YOUR TASK:
An exact restatement of the data is required, with the images omitted.

DATASET ENTRIES:
┄┄┄┄┄┄┄┄┄┄

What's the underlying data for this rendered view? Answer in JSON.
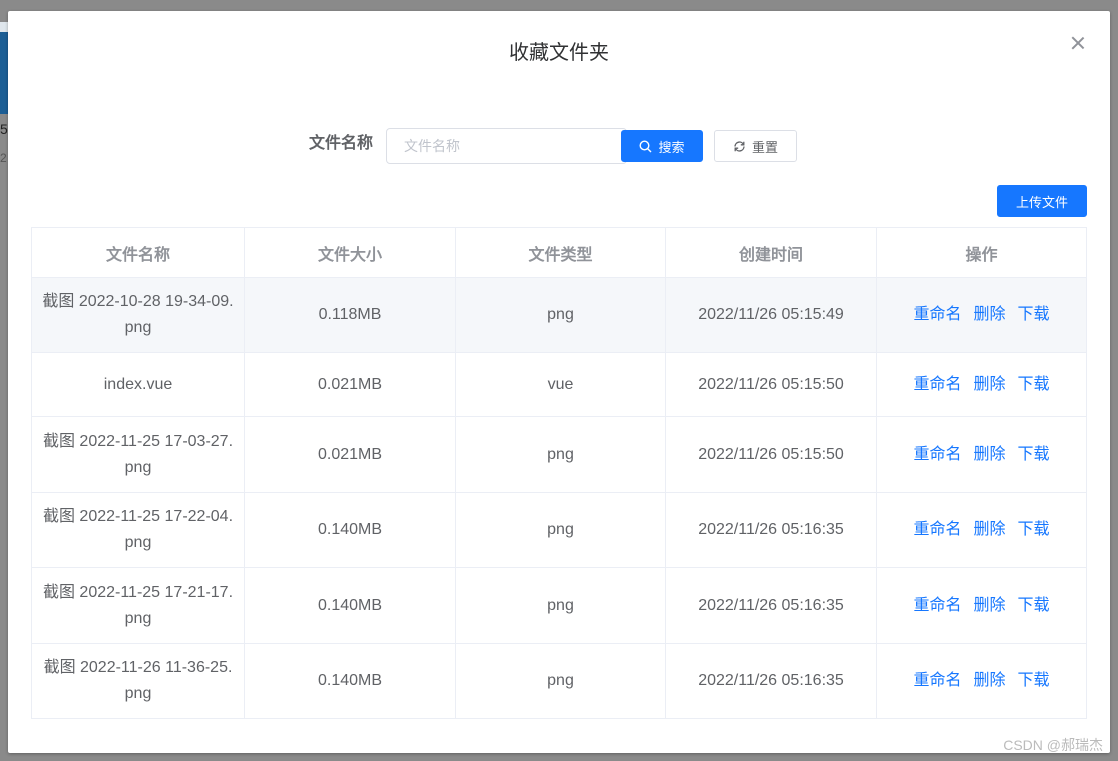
{
  "background": {
    "text1": "5",
    "text2": "2"
  },
  "dialog": {
    "title": "收藏文件夹"
  },
  "search": {
    "label": "文件名称",
    "placeholder": "文件名称",
    "value": "",
    "search_label": "搜索",
    "reset_label": "重置"
  },
  "upload_label": "上传文件",
  "table": {
    "headers": [
      "文件名称",
      "文件大小",
      "文件类型",
      "创建时间",
      "操作"
    ],
    "rows": [
      {
        "name_line1": "截图 2022-10-28 19-34-09.",
        "name_line2": "png",
        "size": "0.118MB",
        "type": "png",
        "created": "2022/11/26 05:15:49"
      },
      {
        "name_line1": "index.vue",
        "name_line2": "",
        "size": "0.021MB",
        "type": "vue",
        "created": "2022/11/26 05:15:50"
      },
      {
        "name_line1": "截图 2022-11-25 17-03-27.",
        "name_line2": "png",
        "size": "0.021MB",
        "type": "png",
        "created": "2022/11/26 05:15:50"
      },
      {
        "name_line1": "截图 2022-11-25 17-22-04.",
        "name_line2": "png",
        "size": "0.140MB",
        "type": "png",
        "created": "2022/11/26 05:16:35"
      },
      {
        "name_line1": "截图 2022-11-25 17-21-17.",
        "name_line2": "png",
        "size": "0.140MB",
        "type": "png",
        "created": "2022/11/26 05:16:35"
      },
      {
        "name_line1": "截图 2022-11-26 11-36-25.",
        "name_line2": "png",
        "size": "0.140MB",
        "type": "png",
        "created": "2022/11/26 05:16:35"
      }
    ],
    "actions": {
      "rename": "重命名",
      "delete": "删除",
      "download": "下载"
    }
  },
  "watermark": "CSDN @郝瑞杰",
  "colors": {
    "primary": "#1677ff",
    "text": "#606266",
    "header": "#909399",
    "border": "#ebeef5"
  }
}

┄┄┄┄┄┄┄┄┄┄

COMPLETED EXERCISE:
What's the underlying data for this rendered view? Answer in JSON.
{
  "background": {
    "text1": "5",
    "text2": "2"
  },
  "dialog": {
    "title": "收藏文件夹"
  },
  "search": {
    "label": "文件名称",
    "placeholder": "文件名称",
    "value": "",
    "search_label": "搜索",
    "reset_label": "重置"
  },
  "upload_label": "上传文件",
  "table": {
    "headers": [
      "文件名称",
      "文件大小",
      "文件类型",
      "创建时间",
      "操作"
    ],
    "rows": [
      {
        "name_line1": "截图 2022-10-28 19-34-09.",
        "name_line2": "png",
        "size": "0.118MB",
        "type": "png",
        "created": "2022/11/26 05:15:49"
      },
      {
        "name_line1": "index.vue",
        "name_line2": "",
        "size": "0.021MB",
        "type": "vue",
        "created": "2022/11/26 05:15:50"
      },
      {
        "name_line1": "截图 2022-11-25 17-03-27.",
        "name_line2": "png",
        "size": "0.021MB",
        "type": "png",
        "created": "2022/11/26 05:15:50"
      },
      {
        "name_line1": "截图 2022-11-25 17-22-04.",
        "name_line2": "png",
        "size": "0.140MB",
        "type": "png",
        "created": "2022/11/26 05:16:35"
      },
      {
        "name_line1": "截图 2022-11-25 17-21-17.",
        "name_line2": "png",
        "size": "0.140MB",
        "type": "png",
        "created": "2022/11/26 05:16:35"
      },
      {
        "name_line1": "截图 2022-11-26 11-36-25.",
        "name_line2": "png",
        "size": "0.140MB",
        "type": "png",
        "created": "2022/11/26 05:16:35"
      }
    ],
    "actions": {
      "rename": "重命名",
      "delete": "删除",
      "download": "下载"
    }
  },
  "watermark": "CSDN @郝瑞杰",
  "colors": {
    "primary": "#1677ff",
    "text": "#606266",
    "header": "#909399",
    "border": "#ebeef5"
  }
}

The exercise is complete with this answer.